the divergence between sharia and American constitutional law is fundamental and unbridgeable. Apologists for Islam try mightily to obscure this fact. They pretend not only that a reformist brand of Islam is more prevalent than it actually is, but that, in this sugary “moderate” creed, sharia has no existence other than as an aspirational guide to private spirituality. This badly misses the point. The issue for America is not who is right about sharia; it is that most Muslims in the world accept the Islamist interpretation of sharia propounded by influential Muslim clerics and reject the smiley-face sharia on offer from Western politicians.
…However beleaguered his campaign’s missteps may have left him, Newt Gingrich grasps what Romney has yet to learn…It is every bit as essential today to say “No” to Islamists who use the shield of American religious liberty as a sword in the service of a dark political program — one that has precious little to do with spirituality. It remains to be seen whether Republicans will offer a presidential candidate with the guts to do it. If Mitt Romney is to be that candidate, he’s got work to do.
The air war in Libya is starting to crack Qaddafi’s forces.
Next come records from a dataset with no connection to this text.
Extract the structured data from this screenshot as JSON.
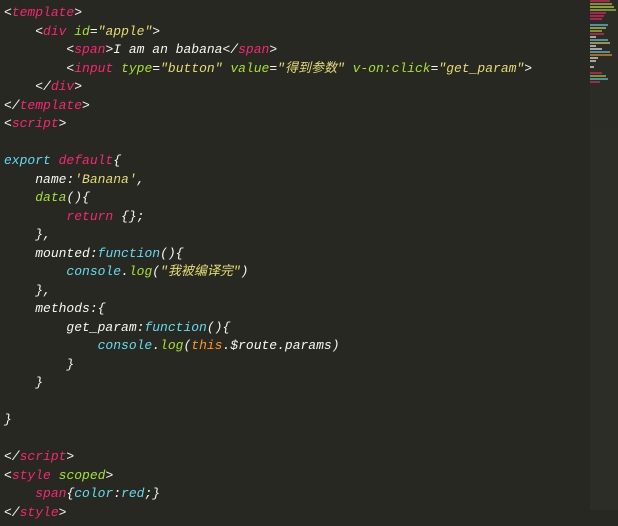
{
  "l1": {
    "tag": "template"
  },
  "l2": {
    "tag": "div",
    "attr": "id",
    "val": "\"apple\""
  },
  "l3": {
    "open": "span",
    "text": "I am an babana",
    "close": "span"
  },
  "l4": {
    "tag": "input",
    "a1": "type",
    "v1": "\"button\"",
    "a2": "value",
    "v2": "\"得到参数\"",
    "a3": "v-on:click",
    "v3": "\"get_param\""
  },
  "l5": {
    "close": "div"
  },
  "l6": {
    "close": "template"
  },
  "l7": {
    "tag": "script"
  },
  "l9": {
    "kw1": "export",
    "kw2": "default",
    "brace": "{"
  },
  "l10": {
    "prop": "name",
    "val": "'Banana'",
    "comma": ","
  },
  "l11": {
    "fn": "data",
    "paren": "(){"
  },
  "l12": {
    "kw": "return",
    "rest": " {};"
  },
  "l13": {
    "close": "},"
  },
  "l14": {
    "prop": "mounted",
    "colon": ":",
    "fn": "function",
    "paren": "(){"
  },
  "l15": {
    "obj": "console",
    "dot": ".",
    "m": "log",
    "open": "(",
    "arg": "\"我被编译完\"",
    "close": ")"
  },
  "l16": {
    "close": "},"
  },
  "l17": {
    "prop": "methods",
    "rest": ":{"
  },
  "l18": {
    "prop": "get_param",
    "colon": ":",
    "fn": "function",
    "paren": "(){"
  },
  "l19": {
    "obj": "console",
    "dot": ".",
    "m": "log",
    "open": "(",
    "this": "this",
    "rest": ".$route.params)"
  },
  "l20": {
    "close": "}"
  },
  "l21": {
    "close": "}"
  },
  "l23": {
    "close": "}"
  },
  "l25": {
    "close": "script"
  },
  "l26": {
    "tag": "style",
    "attr": "scoped"
  },
  "l27": {
    "sel": "span",
    "prop": "color",
    "val": "red",
    "rest": ";}"
  },
  "l28": {
    "close": "style"
  }
}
It broke Milosevic’s Serbs, and it will certainly do the same to the rag-bag of support for Qaddafi. Progress is almost continuous in Iraq, one of the stablest Arab countries in the region, and there is definite progress in Afghanistan, as there was bound to be with the injection of that level of force, despite the shenanigans of the Karzai government. The supposed entente between Turkey and Iran will quickly disintegrate; those countries have almost no points of agreement, starting with Iran’s nuclear program. And the Hamas-Fatah reconciliation will probably be a dead letter within a month. Rarely will there have been a more perfect example of a quarrel among thieves, though at least the West Bank leaders are numerate, especially in counting evidence of economic growth.